Earlier, I read this NYT article about Obama’s proposal to protect the unemployed from biased hiring. Basically, unemployed individuals would become members of a protected class–similar to the groups currently protected by Title VII, the A.D.A. and other statutes.
Having taken a pretty intense seminar in Employment Discrimination Law (and still incredibly interested in going into that field someday, down the line), I’m having debates with myself about it.
I think it’s a commendable idea in theory, since unemployment is so rampant. And it’s unfortunate but true that the longer people are unemployed, the more difficult it becomes for them to return to work. While the unemployment rate would drop if unemployed people simply gave up looking for work (making it look like things had improved), Obama appears to understand that it won’t fix things long-term, so he’s trying to head it off at the pass. In theory, it’s sound and I respect the logic behind it.
At the same time, I’m hesitant to go so far as putting them in a protected class. My reasoning is mostly due to the language of civil rights statutes. Members of a protected class are protected from discrimination on the basis of “immutable characteristics”–things they cannot change and over which they have no control (i.e. race, ethnicity, gender).
So if being unemployed is suddenly considered an “immutable characteristic” (which, by definition, it’s not, since they haven’t always been unemployed and won’t always be), then it can’t be a characteristic of a protected class.
I’m torn, because we need to reduce unemployment–that’s a fact. But if we classify unemployed individuals as members of a protected class, doesn’t that then discriminate against other job-seekers who have been unemployed for less time?
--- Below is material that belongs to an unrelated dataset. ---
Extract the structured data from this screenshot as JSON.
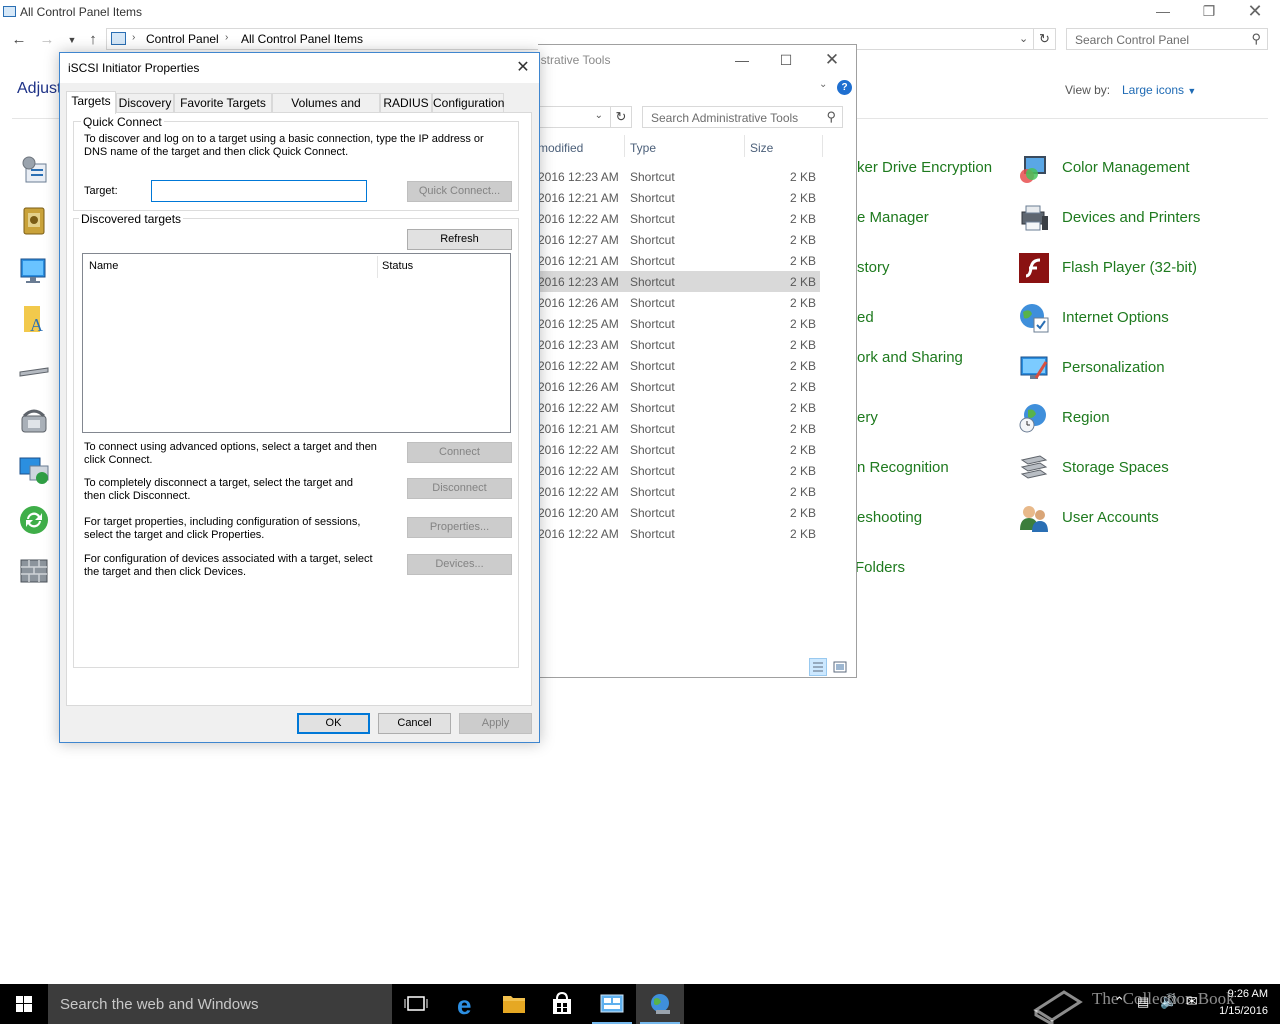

It shouldn’t be a game of seniority, where the person who has been unemployed the longest gets the job first. Yes, it’s a factor to consider, but it shouldn’t be the only factor, in my opinion.